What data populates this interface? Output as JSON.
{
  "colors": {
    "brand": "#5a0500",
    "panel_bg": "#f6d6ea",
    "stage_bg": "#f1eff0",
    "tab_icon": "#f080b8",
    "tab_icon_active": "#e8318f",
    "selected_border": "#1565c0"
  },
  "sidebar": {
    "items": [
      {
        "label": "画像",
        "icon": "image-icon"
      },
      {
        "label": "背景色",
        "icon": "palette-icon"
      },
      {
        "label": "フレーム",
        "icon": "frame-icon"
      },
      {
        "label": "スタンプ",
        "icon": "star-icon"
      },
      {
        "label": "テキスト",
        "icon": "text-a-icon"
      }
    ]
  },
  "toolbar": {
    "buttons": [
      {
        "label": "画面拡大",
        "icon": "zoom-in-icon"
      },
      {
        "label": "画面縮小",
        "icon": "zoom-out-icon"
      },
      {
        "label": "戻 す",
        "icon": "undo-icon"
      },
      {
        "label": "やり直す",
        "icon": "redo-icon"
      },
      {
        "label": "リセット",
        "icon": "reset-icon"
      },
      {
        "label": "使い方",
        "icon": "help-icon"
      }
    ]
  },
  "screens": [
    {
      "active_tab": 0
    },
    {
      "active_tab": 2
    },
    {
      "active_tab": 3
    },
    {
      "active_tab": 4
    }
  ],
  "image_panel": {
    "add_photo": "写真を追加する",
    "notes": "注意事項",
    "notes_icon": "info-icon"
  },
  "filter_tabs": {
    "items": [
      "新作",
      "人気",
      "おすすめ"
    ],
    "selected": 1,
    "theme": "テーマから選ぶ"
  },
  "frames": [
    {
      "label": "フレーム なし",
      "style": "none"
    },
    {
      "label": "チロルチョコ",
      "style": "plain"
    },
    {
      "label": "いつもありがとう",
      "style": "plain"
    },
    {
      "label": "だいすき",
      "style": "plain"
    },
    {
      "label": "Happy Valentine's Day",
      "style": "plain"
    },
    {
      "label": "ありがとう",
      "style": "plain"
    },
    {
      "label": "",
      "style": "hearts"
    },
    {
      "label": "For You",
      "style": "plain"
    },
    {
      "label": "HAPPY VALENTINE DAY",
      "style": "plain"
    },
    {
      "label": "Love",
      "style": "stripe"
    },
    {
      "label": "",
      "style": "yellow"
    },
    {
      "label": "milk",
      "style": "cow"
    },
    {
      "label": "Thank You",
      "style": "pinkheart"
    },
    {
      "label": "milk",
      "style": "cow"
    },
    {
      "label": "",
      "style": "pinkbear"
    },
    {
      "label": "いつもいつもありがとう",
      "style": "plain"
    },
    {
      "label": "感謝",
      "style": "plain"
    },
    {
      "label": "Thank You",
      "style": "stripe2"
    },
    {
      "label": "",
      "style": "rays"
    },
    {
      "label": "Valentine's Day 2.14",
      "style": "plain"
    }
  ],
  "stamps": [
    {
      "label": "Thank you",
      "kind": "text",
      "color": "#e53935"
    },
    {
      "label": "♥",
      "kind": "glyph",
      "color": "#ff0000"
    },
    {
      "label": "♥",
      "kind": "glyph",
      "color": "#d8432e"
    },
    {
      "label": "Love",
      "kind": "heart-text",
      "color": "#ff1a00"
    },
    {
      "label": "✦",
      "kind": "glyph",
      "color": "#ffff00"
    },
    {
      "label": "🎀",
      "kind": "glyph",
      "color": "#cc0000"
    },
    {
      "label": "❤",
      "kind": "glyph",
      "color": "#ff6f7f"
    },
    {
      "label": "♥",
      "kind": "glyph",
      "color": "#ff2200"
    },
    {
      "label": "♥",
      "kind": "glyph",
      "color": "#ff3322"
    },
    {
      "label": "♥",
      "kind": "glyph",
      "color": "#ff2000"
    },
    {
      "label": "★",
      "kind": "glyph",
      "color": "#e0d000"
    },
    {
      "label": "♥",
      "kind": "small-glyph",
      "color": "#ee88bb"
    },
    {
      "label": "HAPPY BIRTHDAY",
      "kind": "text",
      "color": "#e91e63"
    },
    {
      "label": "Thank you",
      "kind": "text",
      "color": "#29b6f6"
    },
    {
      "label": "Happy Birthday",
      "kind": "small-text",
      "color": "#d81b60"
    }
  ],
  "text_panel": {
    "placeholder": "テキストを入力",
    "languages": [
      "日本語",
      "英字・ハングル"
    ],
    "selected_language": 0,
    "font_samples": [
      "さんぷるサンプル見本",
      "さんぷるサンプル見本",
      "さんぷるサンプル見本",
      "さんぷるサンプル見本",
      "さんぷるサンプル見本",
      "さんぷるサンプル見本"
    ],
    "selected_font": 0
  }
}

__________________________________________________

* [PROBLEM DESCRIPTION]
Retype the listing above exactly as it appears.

* [REPLY TO THE EXERCISE]
What data populates this interface? Output as JSON.
{
  "colors": {
    "brand": "#5a0500",
    "panel_bg": "#f6d6ea",
    "stage_bg": "#f1eff0",
    "tab_icon": "#f080b8",
    "tab_icon_active": "#e8318f",
    "selected_border": "#1565c0"
  },
  "sidebar": {
    "items": [
      {
        "label": "画像",
        "icon": "image-icon"
      },
      {
        "label": "背景色",
        "icon": "palette-icon"
      },
      {
        "label": "フレーム",
        "icon": "frame-icon"
      },
      {
        "label": "スタンプ",
        "icon": "star-icon"
      },
      {
        "label": "テキスト",
        "icon": "text-a-icon"
      }
    ]
  },
  "toolbar": {
    "buttons": [
      {
        "label": "画面拡大",
        "icon": "zoom-in-icon"
      },
      {
        "label": "画面縮小",
        "icon": "zoom-out-icon"
      },
      {
        "label": "戻 す",
        "icon": "undo-icon"
      },
      {
        "label": "やり直す",
        "icon": "redo-icon"
      },
      {
        "label": "リセット",
        "icon": "reset-icon"
      },
      {
        "label": "使い方",
        "icon": "help-icon"
      }
    ]
  },
  "screens": [
    {
      "active_tab": 0
    },
    {
      "active_tab": 2
    },
    {
      "active_tab": 3
    },
    {
      "active_tab": 4
    }
  ],
  "image_panel": {
    "add_photo": "写真を追加する",
    "notes": "注意事項",
    "notes_icon": "info-icon"
  },
  "filter_tabs": {
    "items": [
      "新作",
      "人気",
      "おすすめ"
    ],
    "selected": 1,
    "theme": "テーマから選ぶ"
  },
  "frames": [
    {
      "label": "フレーム なし",
      "style": "none"
    },
    {
      "label": "チロルチョコ",
      "style": "plain"
    },
    {
      "label": "いつもありがとう",
      "style": "plain"
    },
    {
      "label": "だいすき",
      "style": "plain"
    },
    {
      "label": "Happy Valentine's Day",
      "style": "plain"
    },
    {
      "label": "ありがとう",
      "style": "plain"
    },
    {
      "label": "",
      "style": "hearts"
    },
    {
      "label": "For You",
      "style": "plain"
    },
    {
      "label": "HAPPY VALENTINE DAY",
      "style": "plain"
    },
    {
      "label": "Love",
      "style": "stripe"
    },
    {
      "label": "",
      "style": "yellow"
    },
    {
      "label": "milk",
      "style": "cow"
    },
    {
      "label": "Thank You",
      "style": "pinkheart"
    },
    {
      "label": "milk",
      "style": "cow"
    },
    {
      "label": "",
      "style": "pinkbear"
    },
    {
      "label": "いつもいつもありがとう",
      "style": "plain"
    },
    {
      "label": "感謝",
      "style": "plain"
    },
    {
      "label": "Thank You",
      "style": "stripe2"
    },
    {
      "label": "",
      "style": "rays"
    },
    {
      "label": "Valentine's Day 2.14",
      "style": "plain"
    }
  ],
  "stamps": [
    {
      "label": "Thank you",
      "kind": "text",
      "color": "#e53935"
    },
    {
      "label": "♥",
      "kind": "glyph",
      "color": "#ff0000"
    },
    {
      "label": "♥",
      "kind": "glyph",
      "color": "#d8432e"
    },
    {
      "label": "Love",
      "kind": "heart-text",
      "color": "#ff1a00"
    },
    {
      "label": "✦",
      "kind": "glyph",
      "color": "#ffff00"
    },
    {
      "label": "🎀",
      "kind": "glyph",
      "color": "#cc0000"
    },
    {
      "label": "❤",
      "kind": "glyph",
      "color": "#ff6f7f"
    },
    {
      "label": "♥",
      "kind": "glyph",
      "color": "#ff2200"
    },
    {
      "label": "♥",
      "kind": "glyph",
      "color": "#ff3322"
    },
    {
      "label": "♥",
      "kind": "glyph",
      "color": "#ff2000"
    },
    {
      "label": "★",
      "kind": "glyph",
      "color": "#e0d000"
    },
    {
      "label": "♥",
      "kind": "small-glyph",
      "color": "#ee88bb"
    },
    {
      "label": "HAPPY BIRTHDAY",
      "kind": "text",
      "color": "#e91e63"
    },
    {
      "label": "Thank you",
      "kind": "text",
      "color": "#29b6f6"
    },
    {
      "label": "Happy Birthday",
      "kind": "small-text",
      "color": "#d81b60"
    }
  ],
  "text_panel": {
    "placeholder": "テキストを入力",
    "languages": [
      "日本語",
      "英字・ハングル"
    ],
    "selected_language": 0,
    "font_samples": [
      "さんぷるサンプル見本",
      "さんぷるサンプル見本",
      "さんぷるサンプル見本",
      "さんぷるサンプル見本",
      "さんぷるサンプル見本",
      "さんぷるサンプル見本"
    ],
    "selected_font": 0
  }
}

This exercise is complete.